Speckled Butterhead LettucePacket: ~500 seeds (0.75 gram) More info1563 available

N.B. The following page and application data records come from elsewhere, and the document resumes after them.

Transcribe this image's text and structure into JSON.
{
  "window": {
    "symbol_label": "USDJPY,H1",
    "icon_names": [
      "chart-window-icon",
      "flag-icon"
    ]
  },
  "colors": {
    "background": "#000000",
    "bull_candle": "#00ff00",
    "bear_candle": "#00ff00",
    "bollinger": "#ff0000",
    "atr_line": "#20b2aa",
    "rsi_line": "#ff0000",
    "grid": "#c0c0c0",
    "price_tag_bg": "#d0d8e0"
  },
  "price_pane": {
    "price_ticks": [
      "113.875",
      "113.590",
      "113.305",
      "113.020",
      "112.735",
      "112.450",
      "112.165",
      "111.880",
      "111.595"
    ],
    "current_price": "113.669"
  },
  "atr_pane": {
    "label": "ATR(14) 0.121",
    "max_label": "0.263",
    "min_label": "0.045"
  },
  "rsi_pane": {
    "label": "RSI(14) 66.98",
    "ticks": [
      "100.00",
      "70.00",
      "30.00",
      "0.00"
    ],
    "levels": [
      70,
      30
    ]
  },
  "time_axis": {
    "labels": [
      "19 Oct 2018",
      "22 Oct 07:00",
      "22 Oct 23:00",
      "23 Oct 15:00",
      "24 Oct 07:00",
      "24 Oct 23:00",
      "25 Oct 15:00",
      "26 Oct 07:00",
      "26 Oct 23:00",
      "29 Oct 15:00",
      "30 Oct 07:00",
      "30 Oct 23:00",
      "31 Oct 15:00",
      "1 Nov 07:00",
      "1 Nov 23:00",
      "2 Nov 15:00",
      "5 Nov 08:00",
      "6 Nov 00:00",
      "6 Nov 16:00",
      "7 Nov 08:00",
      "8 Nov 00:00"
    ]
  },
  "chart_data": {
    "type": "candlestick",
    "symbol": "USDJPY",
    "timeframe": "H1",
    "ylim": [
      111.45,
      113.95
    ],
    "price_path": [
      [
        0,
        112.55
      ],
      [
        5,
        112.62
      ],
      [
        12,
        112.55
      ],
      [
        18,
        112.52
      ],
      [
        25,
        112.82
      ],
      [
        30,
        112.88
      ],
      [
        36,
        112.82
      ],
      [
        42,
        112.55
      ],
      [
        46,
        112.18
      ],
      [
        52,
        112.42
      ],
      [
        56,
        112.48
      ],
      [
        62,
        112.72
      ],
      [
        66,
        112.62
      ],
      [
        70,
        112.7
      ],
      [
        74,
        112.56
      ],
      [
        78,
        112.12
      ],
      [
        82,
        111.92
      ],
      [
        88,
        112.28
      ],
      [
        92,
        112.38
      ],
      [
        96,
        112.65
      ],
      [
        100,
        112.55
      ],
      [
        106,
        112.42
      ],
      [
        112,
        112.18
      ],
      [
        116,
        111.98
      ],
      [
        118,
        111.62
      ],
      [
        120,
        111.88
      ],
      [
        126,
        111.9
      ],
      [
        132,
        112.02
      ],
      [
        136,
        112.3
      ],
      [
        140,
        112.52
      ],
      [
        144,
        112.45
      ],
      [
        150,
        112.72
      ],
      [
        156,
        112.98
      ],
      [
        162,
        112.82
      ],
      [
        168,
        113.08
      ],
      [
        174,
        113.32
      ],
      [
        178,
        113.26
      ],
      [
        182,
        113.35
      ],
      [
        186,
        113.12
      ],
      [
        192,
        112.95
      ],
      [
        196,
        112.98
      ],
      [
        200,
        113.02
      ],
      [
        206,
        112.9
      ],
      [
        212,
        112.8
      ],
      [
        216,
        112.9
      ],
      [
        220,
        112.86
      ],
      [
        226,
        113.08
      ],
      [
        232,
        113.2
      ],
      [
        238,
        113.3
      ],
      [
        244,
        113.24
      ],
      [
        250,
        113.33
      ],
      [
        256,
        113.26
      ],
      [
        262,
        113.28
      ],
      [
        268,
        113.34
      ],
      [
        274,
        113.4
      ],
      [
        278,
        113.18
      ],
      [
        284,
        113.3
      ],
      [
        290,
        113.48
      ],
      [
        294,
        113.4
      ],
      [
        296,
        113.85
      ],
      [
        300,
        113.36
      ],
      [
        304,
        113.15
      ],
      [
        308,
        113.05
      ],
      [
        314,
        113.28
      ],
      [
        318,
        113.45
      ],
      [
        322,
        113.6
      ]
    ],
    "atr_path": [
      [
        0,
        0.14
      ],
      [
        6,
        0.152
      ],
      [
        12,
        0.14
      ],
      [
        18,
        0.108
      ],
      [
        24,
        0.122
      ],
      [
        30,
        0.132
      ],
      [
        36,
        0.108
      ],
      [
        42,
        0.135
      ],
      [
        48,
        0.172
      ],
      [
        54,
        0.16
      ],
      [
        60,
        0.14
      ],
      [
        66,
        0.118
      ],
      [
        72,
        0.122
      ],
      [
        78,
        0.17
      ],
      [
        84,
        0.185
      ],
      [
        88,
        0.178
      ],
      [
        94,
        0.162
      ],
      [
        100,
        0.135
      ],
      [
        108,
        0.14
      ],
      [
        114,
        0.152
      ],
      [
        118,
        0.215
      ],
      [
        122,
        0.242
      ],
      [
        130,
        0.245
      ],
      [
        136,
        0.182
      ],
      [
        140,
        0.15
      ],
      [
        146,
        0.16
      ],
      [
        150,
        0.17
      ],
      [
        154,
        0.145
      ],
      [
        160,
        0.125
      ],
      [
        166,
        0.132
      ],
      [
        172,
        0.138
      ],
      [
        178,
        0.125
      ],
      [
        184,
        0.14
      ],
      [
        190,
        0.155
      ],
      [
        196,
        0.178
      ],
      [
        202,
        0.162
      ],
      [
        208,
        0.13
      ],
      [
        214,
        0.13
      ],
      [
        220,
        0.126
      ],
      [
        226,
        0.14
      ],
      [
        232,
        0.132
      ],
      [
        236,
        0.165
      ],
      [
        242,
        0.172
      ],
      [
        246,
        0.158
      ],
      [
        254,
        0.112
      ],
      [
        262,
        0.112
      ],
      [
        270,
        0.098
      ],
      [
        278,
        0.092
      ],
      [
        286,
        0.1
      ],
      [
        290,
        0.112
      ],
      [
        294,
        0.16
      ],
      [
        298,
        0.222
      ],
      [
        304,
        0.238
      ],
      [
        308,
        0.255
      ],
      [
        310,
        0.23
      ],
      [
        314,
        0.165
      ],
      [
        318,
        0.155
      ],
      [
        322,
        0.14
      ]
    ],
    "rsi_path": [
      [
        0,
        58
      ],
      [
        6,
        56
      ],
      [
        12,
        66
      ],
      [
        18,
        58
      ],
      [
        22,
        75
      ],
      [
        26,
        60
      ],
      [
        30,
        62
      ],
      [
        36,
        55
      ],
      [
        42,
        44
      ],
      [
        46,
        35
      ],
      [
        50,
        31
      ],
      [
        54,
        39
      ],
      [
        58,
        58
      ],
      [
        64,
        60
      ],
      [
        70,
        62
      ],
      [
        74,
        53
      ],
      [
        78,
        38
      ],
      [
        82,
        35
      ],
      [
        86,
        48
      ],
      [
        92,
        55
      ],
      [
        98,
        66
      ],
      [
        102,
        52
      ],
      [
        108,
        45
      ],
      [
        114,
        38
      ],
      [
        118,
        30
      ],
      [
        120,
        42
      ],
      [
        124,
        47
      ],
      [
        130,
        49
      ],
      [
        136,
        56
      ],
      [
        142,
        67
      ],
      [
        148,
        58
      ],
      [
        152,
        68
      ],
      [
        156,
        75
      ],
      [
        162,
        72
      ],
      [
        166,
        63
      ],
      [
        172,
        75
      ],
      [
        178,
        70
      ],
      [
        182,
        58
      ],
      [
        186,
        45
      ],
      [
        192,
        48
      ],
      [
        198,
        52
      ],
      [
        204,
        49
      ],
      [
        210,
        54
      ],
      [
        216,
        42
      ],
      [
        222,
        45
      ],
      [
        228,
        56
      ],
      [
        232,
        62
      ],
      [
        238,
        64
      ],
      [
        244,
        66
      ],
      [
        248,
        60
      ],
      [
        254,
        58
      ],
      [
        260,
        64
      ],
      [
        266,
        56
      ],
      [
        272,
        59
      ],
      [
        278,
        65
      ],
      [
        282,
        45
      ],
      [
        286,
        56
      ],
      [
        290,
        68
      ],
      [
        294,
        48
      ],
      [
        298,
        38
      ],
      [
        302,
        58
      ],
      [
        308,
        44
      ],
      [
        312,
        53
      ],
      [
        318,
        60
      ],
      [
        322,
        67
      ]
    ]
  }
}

Speckled Butterhead (Lactuca sativa) is a heirloom from the early 1800s. This is a gorgeous lettuce: green leaves with reddish speckles and a nice tight central head. Butterheads are our favorite eating lettuce, and Speckled Butterhead is our favorite variety of this kind. The texture of the leaves is a combination of delicate softness and crisp/moist that is unique to butterheads. Speckled is a sweet variety, rarely bitter. 40 days baby, 60 mature. Annual. Lettuce (Lactuca sativa) is one of the most consumed vegetables in America. We consider it one of the easier vegetables to grow, and nothing is quite like a salad of fresh-from-the-garden lettuce. There are a few different types of lettuce that are all essentially grown the same way: butterhead; cos (romaine); loose-leaf; iceberg. Lettuce is considered a tender annual that grows seed to seed in one growing season. Some varieties may tolerate a light frost, but a hard freeze will certainly kill lettuce. It is fast growing, producing quite quickly in the right conditions. Lettuce prefers evenly moist, fertile soil and full sun in all but the hottest conditions. Partial shade is ideal if you're attempting to grow it in the heat of the summer in hot climes. Lettuce doesn't demand highly fertile soil, but if nutrients are available – especially nitrogen – lettuce will grow faster, be less prone to pest predation & disease, and some would say be more delicious. Our favorite way to grow lettuce is to start the seeds indoors (or in a greenhouse) in multi-celled flats. Lettuce is probably the easiest vegetable to transplant, and shows little if any transplant shock. Sow 3-5 seeds per cell if you plan to thin out close-growing seedlings (as we do), or 2-3 seeds per cell if you desire a single plant per cell to plant out. Lettuce seeds are light dependent germinators, so sow those seeds just barely under the surface of the soil, making sure to not let the soil surface dry out at all during germination. When lettuce seedlings are 2-3 inches tall, transplant them into well-loosened garden soil that has been amended with finished compost or a broad-spectrum organic fertilizer. If you plan to be readily harvesting a lot of lettuce (as we do here), the starts can be tucked together pretty tight: 4-6" apart for romaine (tall head); 6-8" apart for the others (spreading habit). As the lettuce grows up, thin 1-2 plants from a cluster of 3-4 (all from a single cell, remember). This way of planting lettuce allows for an early harvest or two of not-quite-mature thinnings, and leaves a final plant or two in each space to grow to maturity now with more elbow room from the thinning! We're able to harvest a full bag of chopped lettuce for 25 CSA members every week for more than a month from 200 sq. ft! Brilliant! If you plan on growing only a small handful of lettuce plants, it may be beneficial to give the starts a bit more space (8-10" apart) that will allow them to breathe a bit, and have more root-space, water & nutrients to grow healthfully to maturity and beyond. It's also a good idea to space the plants farther apart if you live in a humid/rainy climate – good air circulation is essential to avoiding disease in lettuce crops. Lettuce likes ample water, especially if it's growing in hot temps. If the soil is allowed to dry out, the lettuce leaves will become dry and lose their crispy texture and sweet flavor. On the flipside, you don't want to overwater lettuce either, which will influence rot & disease. Your watering interval will depend on many factors: sun exposure, soil type/texture, weather, etc. – you'll just have to experiment and observe. For detailed information on saving lettuce seed, visit http://www. seedalliance. org/download-form-7/.